- **Work instruction**:
Your answer must repeat all of the entries word for word, without any images.

** Information given follows **

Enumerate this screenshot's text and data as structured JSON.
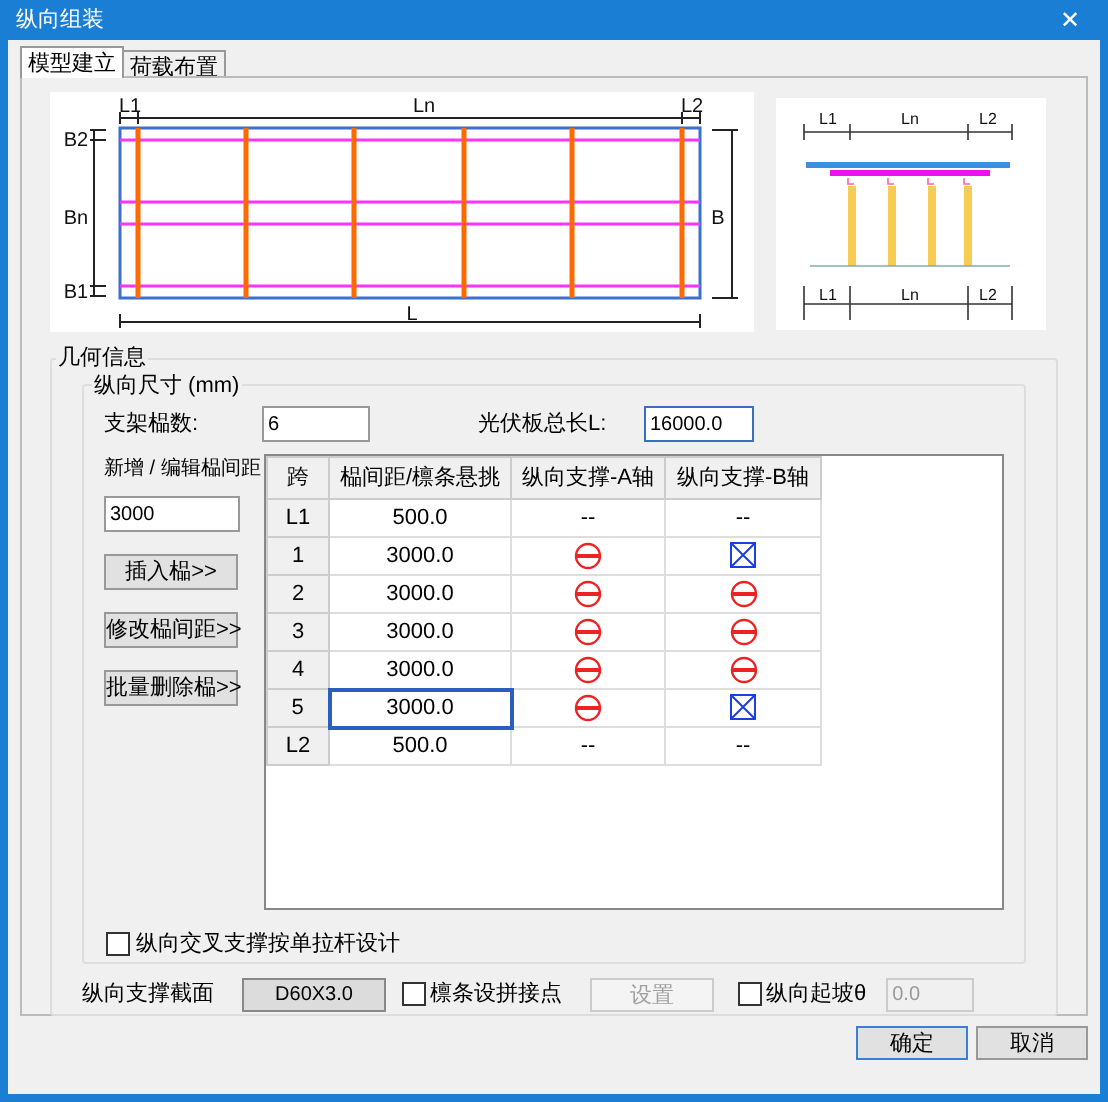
{
  "window": {
    "title": "纵向组装",
    "close": "✕"
  },
  "tabs": [
    {
      "label": "模型建立",
      "selected": true
    },
    {
      "label": "荷载布置",
      "selected": false
    }
  ],
  "plan_diagram": {
    "labels": [
      "L1",
      "Ln",
      "L2",
      "B2",
      "Bn",
      "B1",
      "B",
      "L"
    ]
  },
  "side_diagram": {
    "labels": [
      "L1",
      "Ln",
      "L2",
      "L1",
      "Ln",
      "L2"
    ]
  },
  "geometry": {
    "title": "几何信息",
    "longitudinal": {
      "title": "纵向尺寸 (mm)",
      "frame_count_label": "支架榀数:",
      "frame_count": "6",
      "total_length_label": "光伏板总长L:",
      "total_length": "16000.0",
      "spacing_label": "新增 / 编辑榀间距",
      "spacing_value": "3000",
      "buttons": [
        "插入榀>>",
        "修改榀间距>>",
        "批量删除榀>>"
      ],
      "table": {
        "columns": [
          "跨",
          "榀间距/檩条悬挑",
          "纵向支撑-A轴",
          "纵向支撑-B轴"
        ],
        "rows": [
          {
            "span": "L1",
            "spacing": "500.0",
            "selected": false,
            "a": {
              "kind": "text",
              "text": "--"
            },
            "b": {
              "kind": "text",
              "text": "--"
            }
          },
          {
            "span": "1",
            "spacing": "3000.0",
            "selected": false,
            "a": {
              "kind": "none"
            },
            "b": {
              "kind": "cross"
            }
          },
          {
            "span": "2",
            "spacing": "3000.0",
            "selected": false,
            "a": {
              "kind": "none"
            },
            "b": {
              "kind": "none"
            }
          },
          {
            "span": "3",
            "spacing": "3000.0",
            "selected": false,
            "a": {
              "kind": "none"
            },
            "b": {
              "kind": "none"
            }
          },
          {
            "span": "4",
            "spacing": "3000.0",
            "selected": false,
            "a": {
              "kind": "none"
            },
            "b": {
              "kind": "none"
            }
          },
          {
            "span": "5",
            "spacing": "3000.0",
            "selected": true,
            "a": {
              "kind": "none"
            },
            "b": {
              "kind": "cross"
            }
          },
          {
            "span": "L2",
            "spacing": "500.0",
            "selected": false,
            "a": {
              "kind": "text",
              "text": "--"
            },
            "b": {
              "kind": "text",
              "text": "--"
            }
          }
        ]
      },
      "single_tie_checkbox": {
        "label": "纵向交叉支撑按单拉杆设计",
        "checked": false
      }
    },
    "section_label": "纵向支撑截面",
    "section_button": "D60X3.0",
    "splice_checkbox": {
      "label": "檩条设拼接点",
      "checked": false
    },
    "settings_button": {
      "label": "设置",
      "disabled": true
    },
    "slope_checkbox": {
      "label": "纵向起坡θ",
      "checked": false
    },
    "slope_value": {
      "value": "0.0",
      "disabled": true
    }
  },
  "buttons": [
    "确定",
    "取消"
  ]
}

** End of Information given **

- **Result of this exercise**:
Enumerate this screenshot's text and data as structured JSON.
{
  "window": {
    "title": "纵向组装",
    "close": "✕"
  },
  "tabs": [
    {
      "label": "模型建立",
      "selected": true
    },
    {
      "label": "荷载布置",
      "selected": false
    }
  ],
  "plan_diagram": {
    "labels": [
      "L1",
      "Ln",
      "L2",
      "B2",
      "Bn",
      "B1",
      "B",
      "L"
    ]
  },
  "side_diagram": {
    "labels": [
      "L1",
      "Ln",
      "L2",
      "L1",
      "Ln",
      "L2"
    ]
  },
  "geometry": {
    "title": "几何信息",
    "longitudinal": {
      "title": "纵向尺寸 (mm)",
      "frame_count_label": "支架榀数:",
      "frame_count": "6",
      "total_length_label": "光伏板总长L:",
      "total_length": "16000.0",
      "spacing_label": "新增 / 编辑榀间距",
      "spacing_value": "3000",
      "buttons": [
        "插入榀>>",
        "修改榀间距>>",
        "批量删除榀>>"
      ],
      "table": {
        "columns": [
          "跨",
          "榀间距/檩条悬挑",
          "纵向支撑-A轴",
          "纵向支撑-B轴"
        ],
        "rows": [
          {
            "span": "L1",
            "spacing": "500.0",
            "selected": false,
            "a": {
              "kind": "text",
              "text": "--"
            },
            "b": {
              "kind": "text",
              "text": "--"
            }
          },
          {
            "span": "1",
            "spacing": "3000.0",
            "selected": false,
            "a": {
              "kind": "none"
            },
            "b": {
              "kind": "cross"
            }
          },
          {
            "span": "2",
            "spacing": "3000.0",
            "selected": false,
            "a": {
              "kind": "none"
            },
            "b": {
              "kind": "none"
            }
          },
          {
            "span": "3",
            "spacing": "3000.0",
            "selected": false,
            "a": {
              "kind": "none"
            },
            "b": {
              "kind": "none"
            }
          },
          {
            "span": "4",
            "spacing": "3000.0",
            "selected": false,
            "a": {
              "kind": "none"
            },
            "b": {
              "kind": "none"
            }
          },
          {
            "span": "5",
            "spacing": "3000.0",
            "selected": true,
            "a": {
              "kind": "none"
            },
            "b": {
              "kind": "cross"
            }
          },
          {
            "span": "L2",
            "spacing": "500.0",
            "selected": false,
            "a": {
              "kind": "text",
              "text": "--"
            },
            "b": {
              "kind": "text",
              "text": "--"
            }
          }
        ]
      },
      "single_tie_checkbox": {
        "label": "纵向交叉支撑按单拉杆设计",
        "checked": false
      }
    },
    "section_label": "纵向支撑截面",
    "section_button": "D60X3.0",
    "splice_checkbox": {
      "label": "檩条设拼接点",
      "checked": false
    },
    "settings_button": {
      "label": "设置",
      "disabled": true
    },
    "slope_checkbox": {
      "label": "纵向起坡θ",
      "checked": false
    },
    "slope_value": {
      "value": "0.0",
      "disabled": true
    }
  },
  "buttons": [
    "确定",
    "取消"
  ]
}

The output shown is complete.